Before reading another sentence of this editorial, please take a moment to first digest reporter Tim Prudente’s insightful article published Thursday, “Pigtown street sign at crossroads of race, class.”
Rarely have we encountered so simple a debate — whether or not to have a block of Washington Boulevard named after a 27-year-old victim of gun violence — that so well encapsulates the very complex issues underlying Baltimore crime. How do we define victimhood? How do we judge those caught up in the distribution of illegal drugs? And exactly how do we set the standards for public memorials? There are no easy answers, at least not if you have an ounce of empathy.
At first blush, the street sign decision seems a straightforward call. Like too many Baltimore neighborhoods, Pigtown is battling drug dealing and other crime, so it was more than a little bit disturbing for the city transportation department to erect a sign memorializing Anthony “Mo$” Covington on the block where he was shot in the back and killed in March of last year. The late Mr. Covington was hardly unknown to law enforcement. He was arrested as a suspect in armed robberies in 2013, though the case was never prosecuted, and in 2014, he was caught with 15 baggies of crack cocaine, enough for a distribution charge. In 2017, he was sentenced to three years in prison for his involvement in a drug ring from which police confiscated heroin, cocaine and guns. We don’t know why he was killed (three others were also injured in the shooting), but it’s probably not a stretch to assume it was a product of the same culture of drug trafficking and gun violence in which he was imprisoned as a participant.
To City Hall’s credit, the sign was removed quickly after neighbors complained about its presence, and officials say they have suspended the city’s ceremonial signs program to consider adopting new standards. Good luck with that. It’s not difficult to see a deep rabbit hole ahead. If those honored with street names are to have personal histories above reproach, where will that leave the various Baltimore streets named after historic figures with their own attendant controversies, including slave owners? Considering that Johns Hopkins is among them (a point officials from his namesake school continue to grapple with), this may prove a more challenging assignment than it would first appear. So much for Hopkins Plaza.
But here’s the more difficult problem: We must not lose sight of how Anthony Covington was himself a victim. As his sister Aniesa Covington, the city worker who arranged the tribute (at a cost of $150), told The Sun, she was deeply hurt to now have his name dragged through the mud. “My brother was the baby of my family, and I was just trying to give my family a little piece of something to hold on to,” she said.
She might also have observed what choices were available to a young Black man growing up in Edmondson Village, a neighborhood with too few economic opportunities and too many negative role models.

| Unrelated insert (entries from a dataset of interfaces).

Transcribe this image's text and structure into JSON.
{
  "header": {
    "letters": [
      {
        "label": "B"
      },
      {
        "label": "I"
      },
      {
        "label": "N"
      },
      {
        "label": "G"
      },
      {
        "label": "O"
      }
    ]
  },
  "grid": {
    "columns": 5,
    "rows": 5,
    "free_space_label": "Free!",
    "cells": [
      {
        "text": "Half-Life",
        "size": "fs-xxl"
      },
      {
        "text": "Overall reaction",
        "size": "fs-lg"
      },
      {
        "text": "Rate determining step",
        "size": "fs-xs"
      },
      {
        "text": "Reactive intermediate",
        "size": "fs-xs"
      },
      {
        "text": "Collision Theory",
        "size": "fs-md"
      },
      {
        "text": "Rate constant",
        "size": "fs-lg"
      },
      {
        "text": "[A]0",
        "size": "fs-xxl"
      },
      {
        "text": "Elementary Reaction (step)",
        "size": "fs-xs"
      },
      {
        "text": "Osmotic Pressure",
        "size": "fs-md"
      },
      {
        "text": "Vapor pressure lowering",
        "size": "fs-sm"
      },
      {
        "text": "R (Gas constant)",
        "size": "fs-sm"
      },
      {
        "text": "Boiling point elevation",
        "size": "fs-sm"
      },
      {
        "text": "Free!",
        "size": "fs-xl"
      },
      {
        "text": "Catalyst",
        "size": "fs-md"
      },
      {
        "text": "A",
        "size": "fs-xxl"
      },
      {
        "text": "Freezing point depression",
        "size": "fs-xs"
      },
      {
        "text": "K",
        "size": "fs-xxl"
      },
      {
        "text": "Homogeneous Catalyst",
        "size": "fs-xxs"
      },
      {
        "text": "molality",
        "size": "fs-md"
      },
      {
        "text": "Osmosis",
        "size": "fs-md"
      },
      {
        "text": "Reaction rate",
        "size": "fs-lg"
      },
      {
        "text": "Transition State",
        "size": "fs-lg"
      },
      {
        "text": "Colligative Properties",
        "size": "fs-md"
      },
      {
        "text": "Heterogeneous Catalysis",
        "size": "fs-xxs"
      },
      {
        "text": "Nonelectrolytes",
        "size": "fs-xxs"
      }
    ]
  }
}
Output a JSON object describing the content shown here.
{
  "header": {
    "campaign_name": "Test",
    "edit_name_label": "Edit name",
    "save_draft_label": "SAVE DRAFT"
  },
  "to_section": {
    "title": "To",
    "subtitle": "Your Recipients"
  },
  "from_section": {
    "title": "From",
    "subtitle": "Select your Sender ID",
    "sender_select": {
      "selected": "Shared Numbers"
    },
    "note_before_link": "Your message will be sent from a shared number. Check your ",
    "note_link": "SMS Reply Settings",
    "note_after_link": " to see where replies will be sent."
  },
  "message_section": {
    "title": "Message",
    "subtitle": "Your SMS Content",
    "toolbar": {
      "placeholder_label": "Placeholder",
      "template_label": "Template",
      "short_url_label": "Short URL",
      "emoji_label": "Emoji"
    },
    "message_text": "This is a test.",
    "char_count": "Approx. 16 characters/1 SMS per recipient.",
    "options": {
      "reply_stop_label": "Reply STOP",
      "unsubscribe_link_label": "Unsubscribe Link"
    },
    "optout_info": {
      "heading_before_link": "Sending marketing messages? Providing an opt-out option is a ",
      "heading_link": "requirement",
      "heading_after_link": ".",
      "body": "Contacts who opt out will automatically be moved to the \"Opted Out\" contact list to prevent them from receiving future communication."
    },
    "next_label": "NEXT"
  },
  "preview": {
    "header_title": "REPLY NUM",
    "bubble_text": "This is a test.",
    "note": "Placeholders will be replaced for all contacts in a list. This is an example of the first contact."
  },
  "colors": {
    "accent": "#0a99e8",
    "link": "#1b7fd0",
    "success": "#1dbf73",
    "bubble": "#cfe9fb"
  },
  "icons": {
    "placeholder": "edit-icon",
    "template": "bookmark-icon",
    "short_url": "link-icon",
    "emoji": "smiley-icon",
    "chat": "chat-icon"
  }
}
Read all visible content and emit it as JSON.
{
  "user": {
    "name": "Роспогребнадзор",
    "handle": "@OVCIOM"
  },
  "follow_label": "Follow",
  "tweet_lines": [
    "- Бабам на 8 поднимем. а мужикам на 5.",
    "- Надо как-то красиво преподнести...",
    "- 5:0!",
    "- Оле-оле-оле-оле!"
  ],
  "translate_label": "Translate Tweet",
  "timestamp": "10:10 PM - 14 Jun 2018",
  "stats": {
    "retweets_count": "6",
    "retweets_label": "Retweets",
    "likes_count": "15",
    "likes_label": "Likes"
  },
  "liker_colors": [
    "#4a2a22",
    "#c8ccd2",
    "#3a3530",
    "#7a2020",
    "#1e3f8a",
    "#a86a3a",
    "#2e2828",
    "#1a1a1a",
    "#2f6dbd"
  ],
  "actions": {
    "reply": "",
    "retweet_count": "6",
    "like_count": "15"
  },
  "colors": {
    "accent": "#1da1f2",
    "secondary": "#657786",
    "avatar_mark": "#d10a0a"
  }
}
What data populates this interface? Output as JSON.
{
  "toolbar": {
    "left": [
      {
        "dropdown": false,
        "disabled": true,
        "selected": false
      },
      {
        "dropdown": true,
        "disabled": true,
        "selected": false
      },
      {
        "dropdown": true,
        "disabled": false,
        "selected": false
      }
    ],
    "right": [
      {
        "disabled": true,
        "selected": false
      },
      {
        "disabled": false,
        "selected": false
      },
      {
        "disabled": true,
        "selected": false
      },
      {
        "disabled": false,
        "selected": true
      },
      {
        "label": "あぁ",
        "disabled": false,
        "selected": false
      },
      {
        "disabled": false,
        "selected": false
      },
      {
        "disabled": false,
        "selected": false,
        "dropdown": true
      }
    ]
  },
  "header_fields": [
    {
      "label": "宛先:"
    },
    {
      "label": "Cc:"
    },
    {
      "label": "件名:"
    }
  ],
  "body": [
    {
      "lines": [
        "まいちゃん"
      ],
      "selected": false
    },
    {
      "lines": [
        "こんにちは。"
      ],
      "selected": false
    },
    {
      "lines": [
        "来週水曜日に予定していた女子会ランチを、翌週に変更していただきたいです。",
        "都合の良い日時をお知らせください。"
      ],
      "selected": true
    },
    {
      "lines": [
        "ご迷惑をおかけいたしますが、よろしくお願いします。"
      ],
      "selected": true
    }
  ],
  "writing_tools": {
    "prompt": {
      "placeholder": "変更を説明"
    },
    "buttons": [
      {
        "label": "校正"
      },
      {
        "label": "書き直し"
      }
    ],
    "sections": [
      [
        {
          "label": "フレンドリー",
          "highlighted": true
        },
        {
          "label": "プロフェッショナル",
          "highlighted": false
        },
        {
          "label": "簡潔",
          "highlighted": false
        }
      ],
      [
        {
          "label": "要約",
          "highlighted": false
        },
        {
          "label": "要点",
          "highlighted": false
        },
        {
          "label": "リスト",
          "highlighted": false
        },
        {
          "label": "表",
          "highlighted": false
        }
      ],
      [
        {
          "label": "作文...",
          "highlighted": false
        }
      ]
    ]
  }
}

As Anthony Covington’s lawyer further observed, a man is “more than his rap sheet.”
It’s easy to look down on those who choose the criminal life when you live in more privileged circumstances. The disastrous war on drugs, the incarceration of a young Black men from an ineffective and historically biased criminal justice system, and the more fundamental challenge posed by the concentration of poverty in red-lined city neighborhoods — these are no minor obstacles. The man’s life did not take place in a vacuum. The scales were already tilted against him on unsafe streets, where human life had become devalued before he was even born.
We posit that temporarily renaming thoroughfares to honor the dead is a problematic exercise for bureaucrats. In the future, if the City Council wants to name a street after some individual, living or dead, on a permanent basis that’s up to them to weigh the individual circumstances. As for Mr. Covington, we suggest that there might be a more appropriate way for families and friends to remember those swept up in city crime and violence: through donations to schools or public libraries, funds to support college scholarships or drug rehabilitation programs, or perhaps youth recreation centers or counseling. Such contributions made in the names of those lost could help others navigate a better, safer passage.
Baltimore Sun editorial writers offer opinions and analysis on news and issues relevant to readers. They operate separately from the newsroom.